End of Kandir Law would cause R$47.8 bi loss to agribusiness

Posted by Marina
The agricultural sector must be removed from PEC 42, which proposes the end of the Kandir Law, under penalty of enormous economic setback for the country. Since 1996, this legislation exempts from ICMS exports of Brazilian agricultural products.

The assessment is from the Brazilian Rural Society (SRB), in response to the determination of the Minister of Economy, Paulo Guedes, and some senators to end the measure through the Proposed Amendment to the Constitution. Created in 1996, the Kandir Law exempts from excise duty on primary goods and semi-finished goods intended for export. If PEC sacrifices agribusiness, the tax will be imposed on foreign sales of corn, soybeans, coffee and animal protein, making these and other products less competitive in the international market.

PEC 42, whose rapporteur is Venetian Senator Vital do Rêgo (PSB-PB), is on the Senate agenda to be voted on this week. For the SRB, the financial problems of states will only be aggravated if senators decide to end the Kandir Law: "Farmers will be penalized for the administrative inefficiency of some federated entities," says the president of the entity, Marcelo Vieira. entity, the surcharge will affect all chains, including purchasing companies, agribusiness, exporters and the population that consumes these products. "The increase in taxation is contrary to what the Federal Government has been proposing for the sector," says Vieira.

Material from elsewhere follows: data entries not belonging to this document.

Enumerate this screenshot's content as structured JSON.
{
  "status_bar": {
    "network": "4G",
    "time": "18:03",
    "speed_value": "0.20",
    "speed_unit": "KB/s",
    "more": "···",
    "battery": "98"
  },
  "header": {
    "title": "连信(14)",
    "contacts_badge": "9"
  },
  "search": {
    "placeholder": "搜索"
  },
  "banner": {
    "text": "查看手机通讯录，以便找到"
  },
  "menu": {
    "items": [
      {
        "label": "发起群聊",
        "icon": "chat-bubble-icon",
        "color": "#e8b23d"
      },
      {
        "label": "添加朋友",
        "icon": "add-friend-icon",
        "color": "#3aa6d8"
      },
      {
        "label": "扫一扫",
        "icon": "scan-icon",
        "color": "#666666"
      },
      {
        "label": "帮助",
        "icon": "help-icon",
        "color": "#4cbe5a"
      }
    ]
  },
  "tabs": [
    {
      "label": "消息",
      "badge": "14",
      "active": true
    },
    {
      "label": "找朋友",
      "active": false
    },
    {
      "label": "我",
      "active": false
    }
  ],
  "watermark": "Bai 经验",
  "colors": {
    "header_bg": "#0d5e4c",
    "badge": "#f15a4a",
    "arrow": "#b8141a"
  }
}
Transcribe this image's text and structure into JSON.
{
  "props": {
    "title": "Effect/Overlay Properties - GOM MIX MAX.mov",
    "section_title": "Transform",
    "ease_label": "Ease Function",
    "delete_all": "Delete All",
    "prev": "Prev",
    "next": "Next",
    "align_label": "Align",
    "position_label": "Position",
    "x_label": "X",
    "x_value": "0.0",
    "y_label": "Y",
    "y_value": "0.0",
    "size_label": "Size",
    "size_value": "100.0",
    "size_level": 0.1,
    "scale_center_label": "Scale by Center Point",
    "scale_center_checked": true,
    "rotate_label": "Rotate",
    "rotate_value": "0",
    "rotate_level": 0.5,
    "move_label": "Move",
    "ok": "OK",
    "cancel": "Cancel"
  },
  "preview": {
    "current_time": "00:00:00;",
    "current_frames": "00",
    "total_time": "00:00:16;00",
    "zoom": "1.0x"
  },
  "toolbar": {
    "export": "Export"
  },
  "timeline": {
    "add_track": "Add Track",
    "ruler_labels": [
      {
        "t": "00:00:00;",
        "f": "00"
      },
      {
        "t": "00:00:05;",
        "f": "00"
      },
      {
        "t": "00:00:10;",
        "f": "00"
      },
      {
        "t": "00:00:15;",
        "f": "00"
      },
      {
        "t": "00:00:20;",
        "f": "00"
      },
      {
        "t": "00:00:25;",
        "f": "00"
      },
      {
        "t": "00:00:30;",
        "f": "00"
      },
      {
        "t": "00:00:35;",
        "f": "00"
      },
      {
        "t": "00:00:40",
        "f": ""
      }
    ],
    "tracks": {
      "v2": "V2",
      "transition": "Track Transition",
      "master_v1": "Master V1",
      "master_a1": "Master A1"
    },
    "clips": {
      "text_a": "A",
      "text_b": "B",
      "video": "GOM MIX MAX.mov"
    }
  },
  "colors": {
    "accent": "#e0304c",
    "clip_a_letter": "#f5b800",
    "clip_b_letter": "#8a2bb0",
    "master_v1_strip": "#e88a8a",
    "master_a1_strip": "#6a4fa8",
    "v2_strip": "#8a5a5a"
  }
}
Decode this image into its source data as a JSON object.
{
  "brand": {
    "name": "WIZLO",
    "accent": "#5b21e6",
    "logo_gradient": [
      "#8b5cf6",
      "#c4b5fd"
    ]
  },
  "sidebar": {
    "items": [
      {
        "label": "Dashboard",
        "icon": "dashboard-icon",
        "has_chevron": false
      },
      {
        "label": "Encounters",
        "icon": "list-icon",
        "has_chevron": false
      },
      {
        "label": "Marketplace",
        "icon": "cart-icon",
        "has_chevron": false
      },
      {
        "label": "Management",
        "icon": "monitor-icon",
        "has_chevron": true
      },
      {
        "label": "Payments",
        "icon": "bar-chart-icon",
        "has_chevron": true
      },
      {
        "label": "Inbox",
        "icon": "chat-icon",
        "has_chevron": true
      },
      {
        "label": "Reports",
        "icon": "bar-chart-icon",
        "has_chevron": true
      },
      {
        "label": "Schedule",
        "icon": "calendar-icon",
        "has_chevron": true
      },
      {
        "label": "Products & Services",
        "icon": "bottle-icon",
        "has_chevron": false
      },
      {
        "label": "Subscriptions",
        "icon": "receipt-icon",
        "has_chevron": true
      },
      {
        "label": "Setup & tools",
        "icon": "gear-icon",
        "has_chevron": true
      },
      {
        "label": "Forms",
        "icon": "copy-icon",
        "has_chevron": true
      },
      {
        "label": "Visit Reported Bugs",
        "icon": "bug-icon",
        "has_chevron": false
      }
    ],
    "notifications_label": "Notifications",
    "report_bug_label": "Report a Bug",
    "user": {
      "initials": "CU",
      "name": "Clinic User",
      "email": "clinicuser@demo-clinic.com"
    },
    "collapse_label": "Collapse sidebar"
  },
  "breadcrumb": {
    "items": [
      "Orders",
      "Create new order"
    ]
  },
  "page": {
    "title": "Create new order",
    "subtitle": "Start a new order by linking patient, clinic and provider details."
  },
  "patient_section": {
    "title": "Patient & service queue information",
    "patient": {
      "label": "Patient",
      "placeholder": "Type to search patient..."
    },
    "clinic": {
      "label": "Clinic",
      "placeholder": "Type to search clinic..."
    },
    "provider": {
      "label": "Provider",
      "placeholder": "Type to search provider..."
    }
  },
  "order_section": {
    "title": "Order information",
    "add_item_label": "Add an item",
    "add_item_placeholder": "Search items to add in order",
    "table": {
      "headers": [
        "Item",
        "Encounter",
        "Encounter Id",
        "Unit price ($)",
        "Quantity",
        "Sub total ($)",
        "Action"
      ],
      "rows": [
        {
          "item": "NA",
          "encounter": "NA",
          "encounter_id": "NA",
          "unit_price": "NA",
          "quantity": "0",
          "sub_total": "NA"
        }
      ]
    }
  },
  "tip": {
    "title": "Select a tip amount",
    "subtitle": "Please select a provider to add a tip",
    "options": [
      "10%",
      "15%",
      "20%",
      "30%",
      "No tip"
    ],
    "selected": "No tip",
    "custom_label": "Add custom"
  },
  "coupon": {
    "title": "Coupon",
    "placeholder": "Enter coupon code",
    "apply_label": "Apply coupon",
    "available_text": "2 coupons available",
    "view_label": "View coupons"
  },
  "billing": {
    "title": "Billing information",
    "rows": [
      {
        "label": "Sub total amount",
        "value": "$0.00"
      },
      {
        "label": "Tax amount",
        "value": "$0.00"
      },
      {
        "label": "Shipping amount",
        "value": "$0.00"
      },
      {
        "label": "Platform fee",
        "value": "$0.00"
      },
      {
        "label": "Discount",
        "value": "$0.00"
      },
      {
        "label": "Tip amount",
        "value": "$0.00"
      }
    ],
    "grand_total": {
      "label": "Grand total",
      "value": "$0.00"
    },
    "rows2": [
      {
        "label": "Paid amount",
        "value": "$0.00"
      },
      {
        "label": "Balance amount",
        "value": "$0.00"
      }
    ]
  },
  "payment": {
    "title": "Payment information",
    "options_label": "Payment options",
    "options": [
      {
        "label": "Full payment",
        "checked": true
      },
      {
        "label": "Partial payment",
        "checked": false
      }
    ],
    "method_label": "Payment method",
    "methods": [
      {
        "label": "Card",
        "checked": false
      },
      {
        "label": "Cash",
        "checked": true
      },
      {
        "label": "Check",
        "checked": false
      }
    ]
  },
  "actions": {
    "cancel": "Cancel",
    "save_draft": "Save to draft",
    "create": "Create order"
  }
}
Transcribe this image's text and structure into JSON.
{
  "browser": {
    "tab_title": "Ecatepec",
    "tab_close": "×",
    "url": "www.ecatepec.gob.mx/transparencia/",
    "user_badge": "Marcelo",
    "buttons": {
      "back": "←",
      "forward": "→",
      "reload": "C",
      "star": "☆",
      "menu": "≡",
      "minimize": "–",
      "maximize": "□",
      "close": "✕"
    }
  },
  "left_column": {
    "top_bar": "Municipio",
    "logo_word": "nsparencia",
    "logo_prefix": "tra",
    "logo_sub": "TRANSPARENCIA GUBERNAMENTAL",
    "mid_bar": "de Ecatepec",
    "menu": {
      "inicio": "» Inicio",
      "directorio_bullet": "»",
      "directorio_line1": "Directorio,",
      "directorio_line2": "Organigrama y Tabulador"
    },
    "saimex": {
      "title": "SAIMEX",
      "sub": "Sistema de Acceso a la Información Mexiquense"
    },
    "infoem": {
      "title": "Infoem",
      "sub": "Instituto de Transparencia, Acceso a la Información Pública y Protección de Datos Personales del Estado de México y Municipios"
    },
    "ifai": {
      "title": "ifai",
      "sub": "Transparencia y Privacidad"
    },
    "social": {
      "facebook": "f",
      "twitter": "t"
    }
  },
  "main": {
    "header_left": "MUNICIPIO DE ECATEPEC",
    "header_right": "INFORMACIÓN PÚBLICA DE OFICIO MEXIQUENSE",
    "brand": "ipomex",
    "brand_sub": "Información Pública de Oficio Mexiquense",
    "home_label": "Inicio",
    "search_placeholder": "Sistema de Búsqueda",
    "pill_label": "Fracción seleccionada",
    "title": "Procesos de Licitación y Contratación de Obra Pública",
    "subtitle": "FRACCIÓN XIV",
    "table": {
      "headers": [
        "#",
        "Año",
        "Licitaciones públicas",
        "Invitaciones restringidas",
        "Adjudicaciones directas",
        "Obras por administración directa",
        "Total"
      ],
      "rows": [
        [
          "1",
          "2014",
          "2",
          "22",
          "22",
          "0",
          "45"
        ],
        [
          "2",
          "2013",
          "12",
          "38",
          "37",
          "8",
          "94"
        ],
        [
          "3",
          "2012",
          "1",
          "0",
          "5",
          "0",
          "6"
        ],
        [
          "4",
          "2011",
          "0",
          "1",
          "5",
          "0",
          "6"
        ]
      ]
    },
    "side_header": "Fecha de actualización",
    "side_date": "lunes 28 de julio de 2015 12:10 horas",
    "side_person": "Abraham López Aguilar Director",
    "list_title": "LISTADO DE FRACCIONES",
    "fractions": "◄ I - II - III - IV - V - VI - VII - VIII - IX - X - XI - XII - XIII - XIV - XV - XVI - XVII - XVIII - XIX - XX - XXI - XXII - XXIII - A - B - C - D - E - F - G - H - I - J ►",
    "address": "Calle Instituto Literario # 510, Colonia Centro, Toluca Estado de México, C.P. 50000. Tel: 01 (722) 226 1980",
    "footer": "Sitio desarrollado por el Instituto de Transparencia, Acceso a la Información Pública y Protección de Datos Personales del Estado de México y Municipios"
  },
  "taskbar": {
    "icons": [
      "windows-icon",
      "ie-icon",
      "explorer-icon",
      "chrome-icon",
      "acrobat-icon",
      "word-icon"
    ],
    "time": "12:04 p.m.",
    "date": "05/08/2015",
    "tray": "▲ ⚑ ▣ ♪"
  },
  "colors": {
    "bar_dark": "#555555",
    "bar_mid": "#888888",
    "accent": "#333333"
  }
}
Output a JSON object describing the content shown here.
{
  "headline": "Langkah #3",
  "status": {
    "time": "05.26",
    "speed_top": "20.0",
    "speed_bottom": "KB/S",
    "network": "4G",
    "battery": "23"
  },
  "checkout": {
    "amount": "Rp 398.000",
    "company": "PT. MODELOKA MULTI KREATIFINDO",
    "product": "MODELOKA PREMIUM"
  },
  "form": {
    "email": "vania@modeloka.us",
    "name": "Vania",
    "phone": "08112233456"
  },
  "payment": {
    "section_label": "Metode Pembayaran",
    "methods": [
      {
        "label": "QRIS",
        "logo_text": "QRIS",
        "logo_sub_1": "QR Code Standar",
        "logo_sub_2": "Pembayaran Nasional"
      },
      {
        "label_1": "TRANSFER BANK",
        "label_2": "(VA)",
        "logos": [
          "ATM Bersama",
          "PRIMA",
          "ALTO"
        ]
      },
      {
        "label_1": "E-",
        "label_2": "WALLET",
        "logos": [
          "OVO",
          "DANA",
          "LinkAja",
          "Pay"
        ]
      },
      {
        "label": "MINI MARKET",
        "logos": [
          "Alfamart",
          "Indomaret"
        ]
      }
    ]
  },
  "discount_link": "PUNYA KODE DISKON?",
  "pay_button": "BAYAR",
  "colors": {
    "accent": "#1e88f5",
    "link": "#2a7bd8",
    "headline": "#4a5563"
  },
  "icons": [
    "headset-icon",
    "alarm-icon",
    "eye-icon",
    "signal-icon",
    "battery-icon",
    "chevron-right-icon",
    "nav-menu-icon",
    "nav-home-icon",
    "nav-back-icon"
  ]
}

According to a survey by the Brazilian Cooperative Organization (OCB), the end of the Kandir Law would have a negative impact of $ 47.8 billion in revenues for Brazilian agribusiness. This means an 8.1% loss in the so-called Gross Production Value (GVP) compared to the numbers achieved by the sector in 2018. The OCB study also shows the evolution of some crops compared to the years preceding the Law. Soybean exports, for example, grew by 654%, while corn exports rose by 3,776%.

For SRB, the debate over the end of the Kandir Act is first and foremost a well-structured tax reform. According to the entity, the current tax system is inefficient, outdated and out of step with the development of agribusiness. In this situation, ending exemption policies only sacrifices the sector, which accounts for 48% of our exports.

The SRB announces that it will strengthen its articulations in Congress in defense of the Kandir Law, dialoguing and claiming the support of senators to save agribusiness in PEC. In a moment of economic recovery, fiscal responsibility and balance of public accounts, it is unthinkable to transfer the burden of a financial crisis to the sector that contributes so much to the economy of the country.

For Ocesp, End of Kandir Law is Shooting

For the president of the São Paulo State Cooperative Organization (Ocesp), Edivaldo Del Grande, the end of the Kandir Law would have negative impacts on the country. “We are world champions of food production and supply thanks in large part to the Kandir Law. It has given us more competitiveness to export to countries that embed very high subsidies to keep their farmers in the field and still impose unfair barriers on our products, ”says Del Grande.

For the leader, ending the Kandir Law means exporting taxes, reducing competitiveness and hindering access to overseas markets. “We already have a very serious logistics problem, which makes the cost of exports very expensive. The end of the Kandir Law would be another major impediment. We are going to lose markets out there that take decades to conquer, ”warns Del Grande.

The representative of the cooperatives criticizes a trend of increasing taxes to the sector that has been the engine of the economy. “Agribusiness has been holding the trade balance surplus for a long time. When we export, we bring foreign exchange that warms the domestic economy, increasing the number of jobs and considerably improving the collection for governments ”, emphasizes Del Grande, adding that with the Kandir Law, the collection does not exist at the exit but is surpassed by the entry of currencies that drive the economy.